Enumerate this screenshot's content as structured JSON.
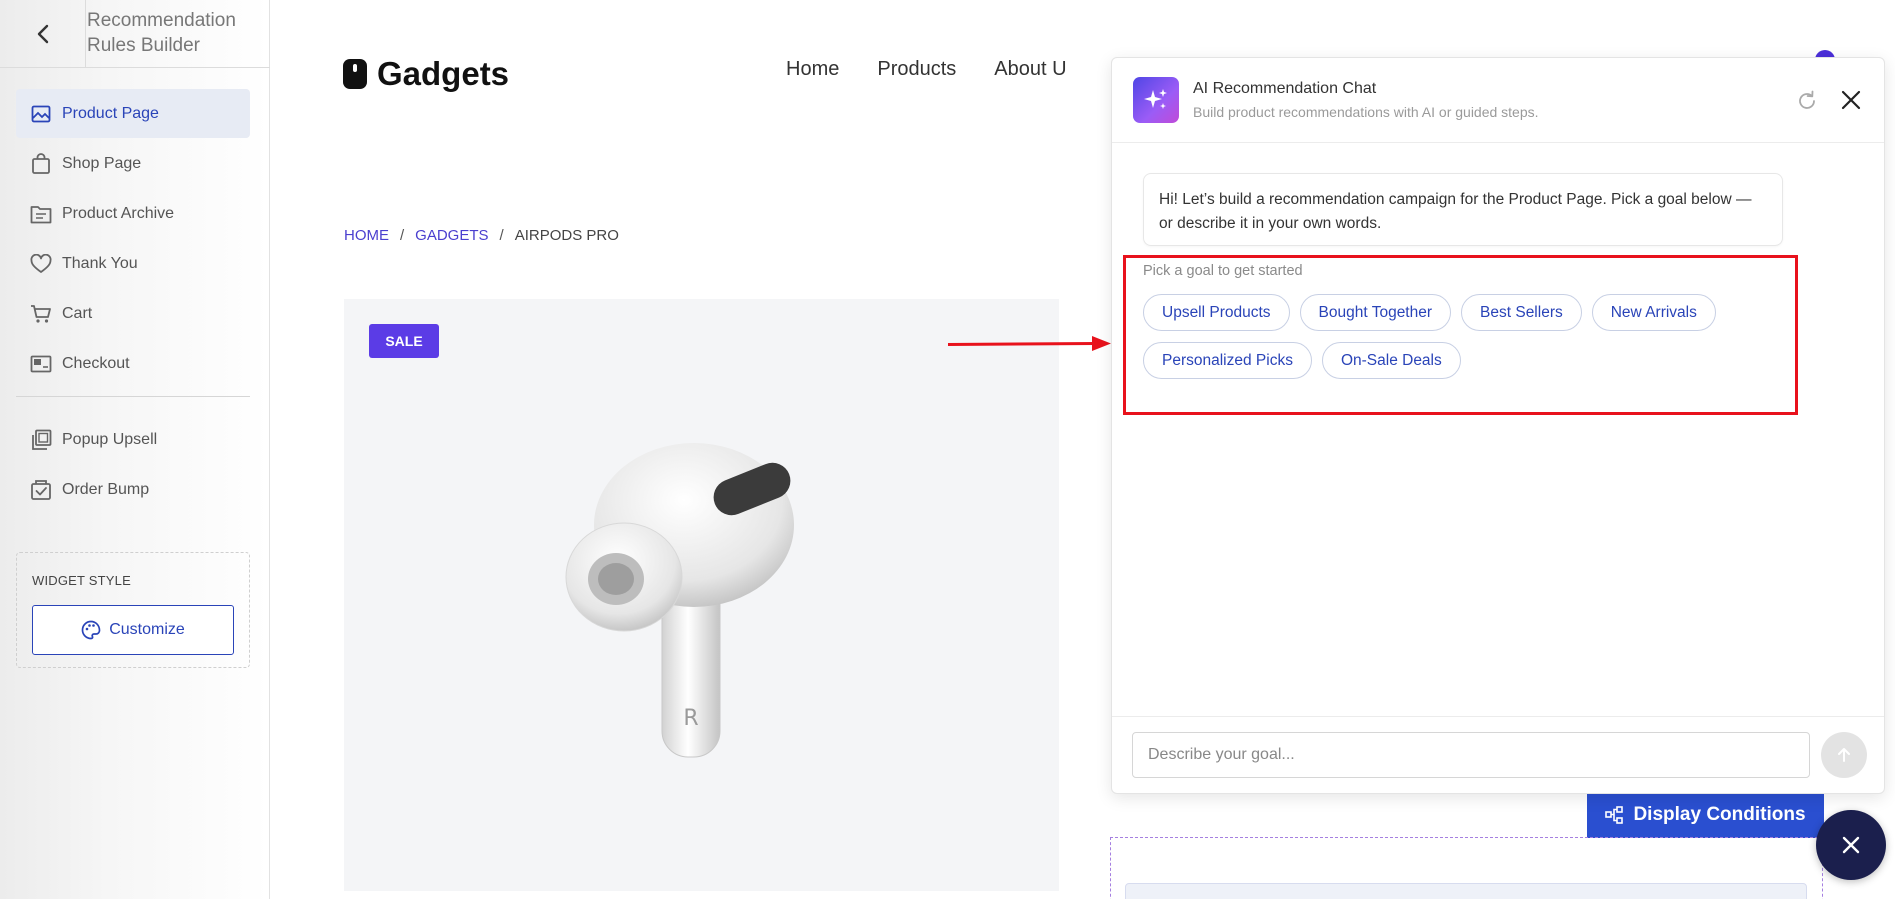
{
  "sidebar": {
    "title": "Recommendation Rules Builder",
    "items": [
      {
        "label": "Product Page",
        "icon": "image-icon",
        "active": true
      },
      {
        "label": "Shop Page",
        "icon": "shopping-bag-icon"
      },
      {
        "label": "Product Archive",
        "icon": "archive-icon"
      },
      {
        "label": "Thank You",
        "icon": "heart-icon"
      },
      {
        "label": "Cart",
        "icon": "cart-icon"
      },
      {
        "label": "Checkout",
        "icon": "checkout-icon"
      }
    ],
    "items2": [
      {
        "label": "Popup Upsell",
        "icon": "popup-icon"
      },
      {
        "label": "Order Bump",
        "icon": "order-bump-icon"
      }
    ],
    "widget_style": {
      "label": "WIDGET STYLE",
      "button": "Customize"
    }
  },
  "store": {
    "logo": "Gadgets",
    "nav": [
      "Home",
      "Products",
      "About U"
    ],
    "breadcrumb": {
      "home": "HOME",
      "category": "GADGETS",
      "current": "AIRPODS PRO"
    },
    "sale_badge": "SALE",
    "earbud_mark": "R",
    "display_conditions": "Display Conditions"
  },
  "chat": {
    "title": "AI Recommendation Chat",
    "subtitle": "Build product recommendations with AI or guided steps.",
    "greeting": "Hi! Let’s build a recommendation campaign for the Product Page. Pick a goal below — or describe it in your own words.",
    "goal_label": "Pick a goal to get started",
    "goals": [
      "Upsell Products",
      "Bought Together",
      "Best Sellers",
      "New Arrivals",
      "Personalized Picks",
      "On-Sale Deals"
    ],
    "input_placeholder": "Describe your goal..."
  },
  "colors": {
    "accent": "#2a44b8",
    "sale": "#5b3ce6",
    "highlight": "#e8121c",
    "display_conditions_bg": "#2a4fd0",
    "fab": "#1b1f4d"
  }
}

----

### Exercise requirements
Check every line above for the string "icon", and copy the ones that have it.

### Task answer
        "icon": "image-icon",
        "icon": "shopping-bag-icon"
        "icon": "archive-icon"
        "icon": "heart-icon"
        "icon": "cart-icon"
        "icon": "checkout-icon"
        "icon": "popup-icon"
        "icon": "order-bump-icon"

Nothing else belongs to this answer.